The Orioles do have Smith and Hyun Soo Kim penciled in as starters, but there's a problem: They are simply not good against left handed pitching. In his career, Smith has hit .202/.282/.312 with a .268 wOBA and a 60 wRC+ in 558 career plate appearances against lefties. Indeed, the deal for Smith actually precipitated the current problem, because it should have been clear to everyone that Smith was a platoon-only player from the outset.
Kim, in obviously much less time (only 23 PA in 2016), has never had a major league hit against against a left handed pitcher. In Kim's case, there's something of a chicken/egg situation: was Kim unable to hit lefties because he can't hit lefties or did the Orioles not give him enough of a chance to prove his ability to hit lefties? Kim was productive in the Korean Baseball Organization against left handed pitching in his career, so there is certainly reason to think that he could see a significant improvement (not hard to do when you don't get a hit in an entire season!) against lefties in 2017. A platoon situation for both corner outfield spots, then, seems like a distinct possibility.
In certain circumstances, platoons can be very effective. In 2012, the Oakland A's tried this strategy in 2012 to great success, and the Hardball Times estimated that teams that use platoons extensively can squeeze an extra win out of their season. Baseball Reference has an interesting tool that shows the percentage of at-bats per team in which the team has the platoon advantage. The Indians led the way last season with a 70% platoon advantage, while the Orioles finished well below league average with just a 48% platoon advantage (read another way, a 52% platoon disadvantage). Given this, it makes sense for the O's to try and make their platoon disadvantages into a strength by combining Kim and Smith with right handed hitters that can mash lefties.

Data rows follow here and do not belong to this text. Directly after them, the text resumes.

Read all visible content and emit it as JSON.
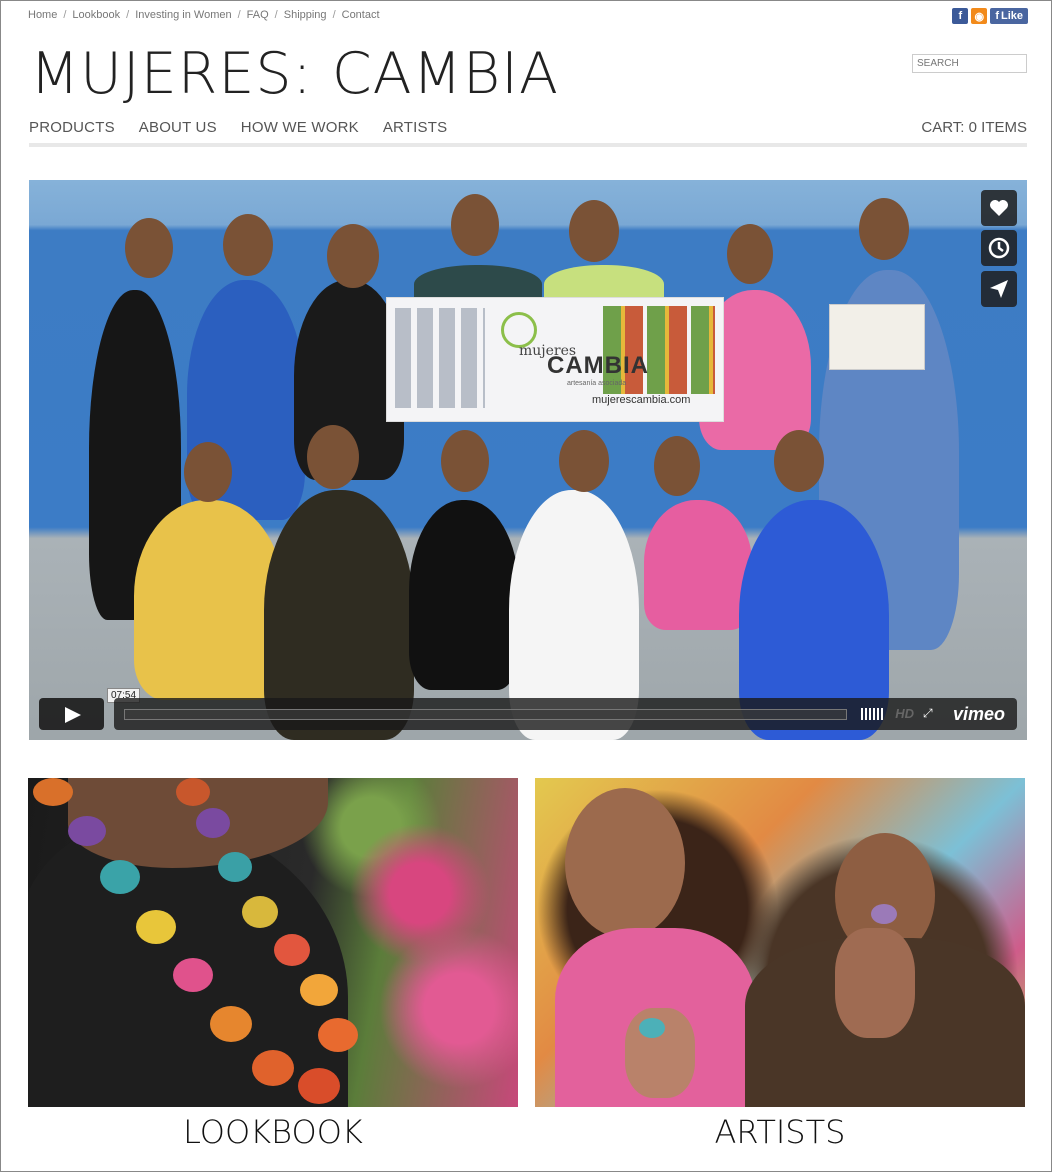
{
  "topnav": {
    "links": [
      "Home",
      "Lookbook",
      "Investing in Women",
      "FAQ",
      "Shipping",
      "Contact"
    ],
    "separator": "/"
  },
  "social": {
    "facebook_glyph": "f",
    "rss_glyph": "◉",
    "like_label": "Like"
  },
  "header": {
    "logo": "MUJERES: CAMBIA",
    "search_placeholder": "SEARCH"
  },
  "mainnav": {
    "items": [
      "PRODUCTS",
      "ABOUT US",
      "HOW WE WORK",
      "ARTISTS"
    ],
    "cart": "CART: 0 ITEMS"
  },
  "video": {
    "banner": {
      "line1": "mujeres",
      "line2": "CAMBIA",
      "line3": "artesanía asociada",
      "line4": "mujerescambia.com"
    },
    "time": "07:54",
    "hd": "HD",
    "brand": "vimeo",
    "side_icons": [
      "heart-icon",
      "clock-icon",
      "send-icon"
    ],
    "progress": 0
  },
  "tiles": [
    {
      "label": "LOOKBOOK"
    },
    {
      "label": "ARTISTS"
    }
  ]
}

Unfortunately, there are a couple problems with this set up. First, it's not clear that the guys who could platoon with Kim and Smith actually can mash lefties. Joey Rickard is an obvious platoon candidate after putting up an outstanding .861 OPS in limited time against lefties last season. Rickard, however, is dealing with coming back from injury and dramatic second half offensive decline. Craig Gentry has been a league average hitter against left handers in his career and is a good defensive player, but he has fewer than 100 plate appearances in the last two years total. Of the two Rule 5 picks in camp, only Anthony Santander bats from the right side (he's a switch hitter), but he comes with multiple health and effectiveness questions. Mark Trumbo might be an obvious platoon candidate given his experience playing the outfield last season, but he had an atrocious .608 OPS against lefties in 2016 and a somewhat middling .787 for his career, not to mention his well below average defensive work in the outfield last season.
Second, platoons are potentially a drain on the finite resource of roster spots. One platoon can certainly make sense: if Rickard were to put up even an .800 OPS against lefties this year and he started 1/3 of the games with Smith starting the other 2/3, the Orioles could have an All Star caliber aggregate performance in right field, in addition to allowing Rickard to spell Jones and Kim as well. The problem, however, comes from the fact that if Kim also needs a full-time platoon partner, there are four players for two spots. Add in Caleb Joseph and Ryan Flaherty and that's the entire bench. For a team that is fairly obsessed with roster flexibility despite the odd obsession with keeping a Rule 5 pick every season (another potential barrier here), this leaves Buck Showalter with a pretty restrictive bench. Rickard's minor league option helps, but he also may be the best overall platoon candidate on the 40 man roster.
The way forward, at least to start the season, might be rolling the dice with Trumbo as an occasional platoon partner in right and hoping that Kim can handle most of the plate appearances in left. This would give the team flexibility to start Rickard in the minors and give Gentry and some combination of Trey Mancini and a Rule 5 pick a chance to show what they can do. With the news that Michael Bourn is likely out until the end of April, though, the O's may not want to go into the season with only one above average defensive outfielder. Santander's shoulder injury may allow the O's to place him on the 60 day DL, but that simply kicks the can down the road.
In the end, the O's essentially brought this upon themselves. Unless they trust Kim to take a big step forward against lefties this season, the outfield construction simply doesn't make a lot of sense. It's certainly not out of the realm of possibility that increased reps against lefties would allow Kim to become more comfortable with them, similar to his ascension overall last year, but it's a pretty big gamble to take given Seth Smith's long history of awfulness against lefties. The O's can stand to dramatically improve their platoon splits, and in some ways the pieces are there to do it, but it will require a fairly radical commitment that few teams make.